UNC Leader Kamla Persad-Bissessar yesterday led Opposition mourning over the death of Senate former president Dr Linda Baboolal who had inspired women to become leaders.
"While our hearts are heavy with grief, we are also grateful for all of the years of public service that she has given to our nation and our people.
"Dr Baboolal had the distinction of being the first woman to hold the office of president of the Senate, a position she held with grace and aplomb. She served as an inspiration for women to aspire towards leadership."
Persad-Bissessar was forever grateful for Baboolal's years of public service.
"She has left TT a better place as a result of her dedication to service and national development. May her soul rest in eternal peace."
Baboolal was remembered with fondness, respect and sympathy by two men who had each vied with her for the Barataria/San Juan seat in the House of Representatives in the years before she entered the Senate. Barataria/San Juan MP Dr Fuad Khan in a 95.5 FM radio interview fondly recalled her integrity when he ran against her for that seat in 1995, which he won.
“Although she was opponent, we carried that election with dignity and there was never any personal nasty attacks from any side and I’m grateful for that. She was loved by all her patients.”
However Khan did not think the PNM had treated Baboolal well in her final years.

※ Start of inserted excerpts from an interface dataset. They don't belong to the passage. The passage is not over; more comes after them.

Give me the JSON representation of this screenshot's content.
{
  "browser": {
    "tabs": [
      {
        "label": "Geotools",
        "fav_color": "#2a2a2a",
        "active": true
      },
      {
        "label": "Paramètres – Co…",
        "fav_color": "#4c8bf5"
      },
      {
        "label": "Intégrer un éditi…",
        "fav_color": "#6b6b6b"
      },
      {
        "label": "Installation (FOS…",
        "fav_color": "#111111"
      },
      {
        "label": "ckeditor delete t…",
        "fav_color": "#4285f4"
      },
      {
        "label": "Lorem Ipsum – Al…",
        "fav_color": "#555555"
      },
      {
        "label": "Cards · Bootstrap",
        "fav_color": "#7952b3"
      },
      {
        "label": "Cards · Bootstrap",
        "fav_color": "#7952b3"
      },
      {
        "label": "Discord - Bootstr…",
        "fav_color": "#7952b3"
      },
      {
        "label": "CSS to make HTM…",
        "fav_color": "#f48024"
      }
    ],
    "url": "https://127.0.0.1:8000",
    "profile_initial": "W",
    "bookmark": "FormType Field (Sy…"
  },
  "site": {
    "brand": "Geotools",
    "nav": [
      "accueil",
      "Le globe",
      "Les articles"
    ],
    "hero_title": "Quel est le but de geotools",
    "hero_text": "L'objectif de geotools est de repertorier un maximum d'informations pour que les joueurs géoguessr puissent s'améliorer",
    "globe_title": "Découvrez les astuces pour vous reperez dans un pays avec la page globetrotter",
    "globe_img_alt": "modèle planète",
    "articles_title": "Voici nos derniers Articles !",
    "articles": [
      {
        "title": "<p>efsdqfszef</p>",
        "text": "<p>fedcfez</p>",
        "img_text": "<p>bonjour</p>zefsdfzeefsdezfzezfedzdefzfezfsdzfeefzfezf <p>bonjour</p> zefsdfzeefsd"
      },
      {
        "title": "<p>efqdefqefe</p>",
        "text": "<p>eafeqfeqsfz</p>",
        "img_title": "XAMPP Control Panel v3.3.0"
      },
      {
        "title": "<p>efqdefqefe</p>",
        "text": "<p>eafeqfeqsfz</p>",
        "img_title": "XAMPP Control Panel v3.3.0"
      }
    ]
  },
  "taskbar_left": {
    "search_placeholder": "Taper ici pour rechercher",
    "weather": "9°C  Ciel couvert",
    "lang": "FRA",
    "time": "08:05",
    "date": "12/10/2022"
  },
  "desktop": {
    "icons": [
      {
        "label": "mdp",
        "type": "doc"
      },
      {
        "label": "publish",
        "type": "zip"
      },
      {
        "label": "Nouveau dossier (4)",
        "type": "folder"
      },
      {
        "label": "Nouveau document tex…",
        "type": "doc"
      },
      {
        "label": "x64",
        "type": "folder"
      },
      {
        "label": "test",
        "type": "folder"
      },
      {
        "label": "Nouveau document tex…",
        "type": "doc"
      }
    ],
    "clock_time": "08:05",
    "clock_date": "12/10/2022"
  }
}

Saying she had largely sacrificed her thriving medical practice to serve in the political sphere, he said wondered whether politics was worthwhile.
In a statement, Khan hailed her as a “daughter of the soil” and a “true patriot.”
“Although we sat on opposite sides of the political divide, Dr Baboolal, being my first opponent upon entering the political arena, was always affable and direct.”
He said in the constituency she displayed a high level of integrity and fair play.
Khan recalled last contacting her on her husband’s 80th birthday.
“Life is indeed short but for the time she was here, Dr Linda Baboolal left a positive footprint, indelibly marked on the lives she touched.”
Wade Mark, Leader of Opposition Business in the Senate, deeply lamented that Baboolal had died from as simple a thing as an infection.
“I think with the right combination of equipment and pharmaceutical care she could have been alive today.”
Mark said news of her death had sent a shiver down his spine.
He viewed Baboolal as “a titan, tower of strength, giant of a woman” and as “very humble, compassionate and caring.”
Mark recalled fighting Baboolal for the Barataria/ San Juan seat in 1991, in a three-way fight which she had won.
Later, he was Senate minority leader when Baboolal was in the chair.
“We had a lot of ‘encounters.’” However he said those exchanges were healthy, civilised and dignified. Mark hailed her fairness when she chaired the privileges committee that probed complaints about his allegation of a secret slush fund in the Ministry of Community Development. With the committee tied two-two as to whether to charge Mark or to free him, Baboolal had used her chairman’s vote to free him.
“She represented the epitome of justice, equity, balance and fair play. She was not going to be swayed by any political instruction.” Mark speculated that Baboolal might have paid a political price by siding with claims by former prime minister Basdeo Panday during his Piarco Airport corruption trial that Hindu women controlled family finances.
“She was very humble, compassionate and caring,” Mark said. “She never allowed political differences, tribalism and complexion to discourage her from being your friend and being respectful of your views.” Saying it was unbelievable Baboolal was gone, Mark offered his condolences on behalf of his family and the UNC.